"A sorcerer," James completed, looking down at him with anxiety and affection visible on his ever-so-slightly-green-tinged face.
"They did. The Sorcerer Mortmaigne was not invited to my Christening, due to my father's stubbornness, and he turned us all to frogs. My father was snapped up by a stork that winter and my mother died of shame and sorrow many years ago. I am all that is left of Hathaway now, and your arrow came as a chance for me to fulfil the terms of the curse I was under.
"I have now been your duly wedded and acknowledged spouse for two months and a day, and the curse is lifted.
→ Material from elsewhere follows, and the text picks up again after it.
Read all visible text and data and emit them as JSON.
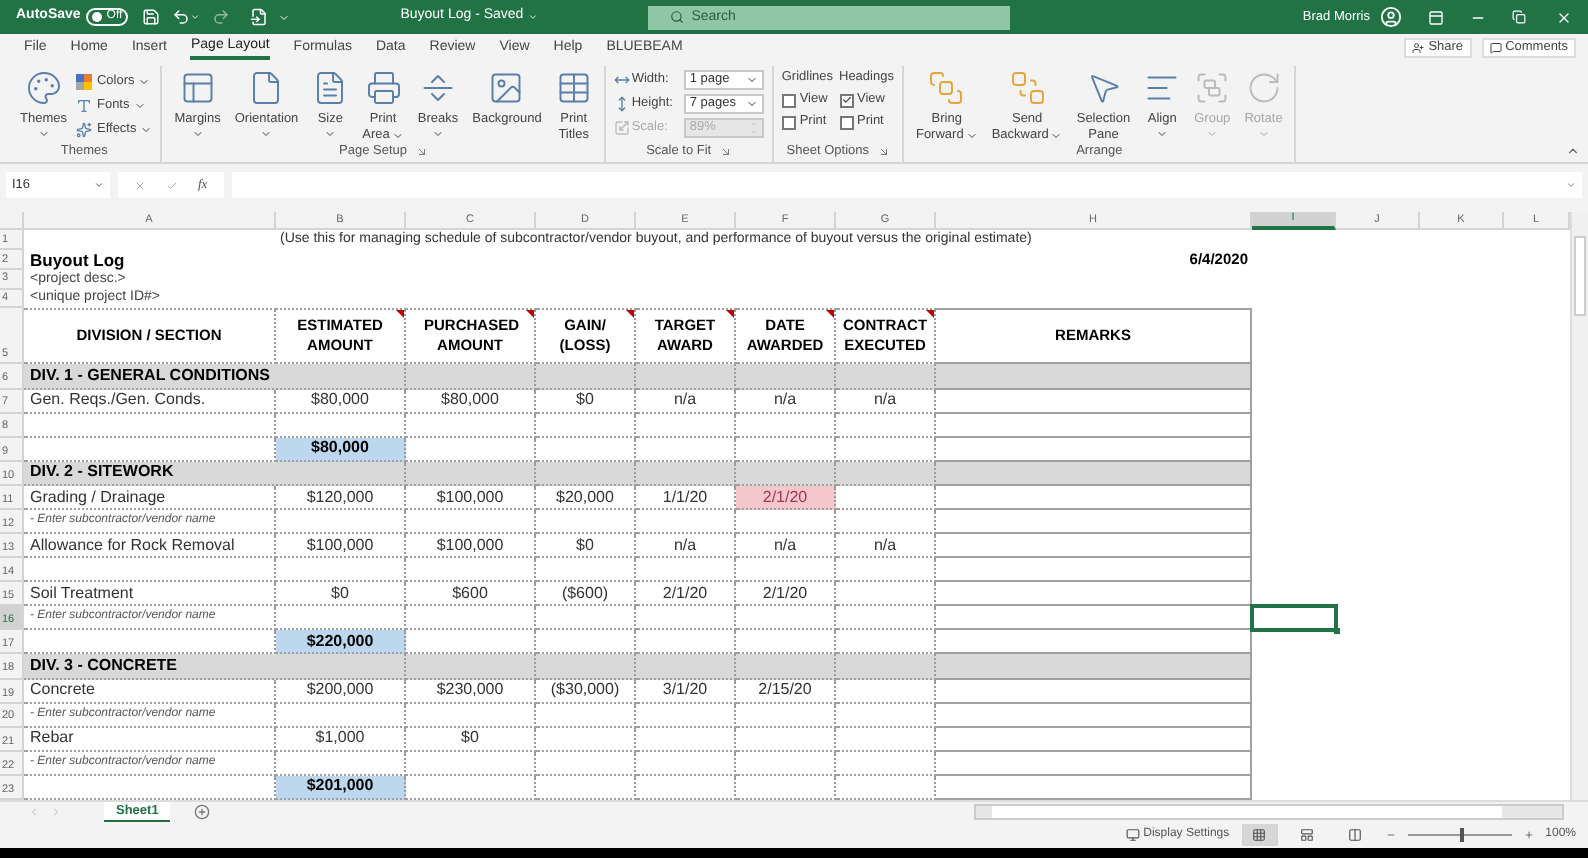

I thank you, Prince Robbie, and I am at your service."
"Give over, man!" Robbie said. "I am just as indebted to you."
James' eyes dropped in acknowledgement of the things they wouldn't talk about - of Robbie's loneliness and his retreat from his duties as a Prince of Oxford. Of the good that James had done in his work upon Robbie's lands and roads. Of a certain quiet understanding between man and frog.
"May I kiss you, Robbie?" he asked seriously.
"I think I'd like that," Robbie said, tilting his face up to receive whatever kiss James might bestow.
Val's place was secure, but James had built himself a place in Robbie's heart that was all his own. If his kisses were tentative, awkward things at first, Robbie soon taught him better.
Soon enough, the servants came to escort them to the ball, and then there were explanations and exclamations, hugs and kisses from the Czarina and Princess Laura and a firm, if somewhat grudging, handshake from Peterson.
Peterson was a competent dancer, no doubt, but James' elegance upon the dance floor was something quite special. As the music carried them through the night under a silver sliver of moon, Robbie knew that he had been far luckier than he deserved when he found his future in the frog who returned his arrow and the brilliant man who now matched his steps in intricate dance beside him.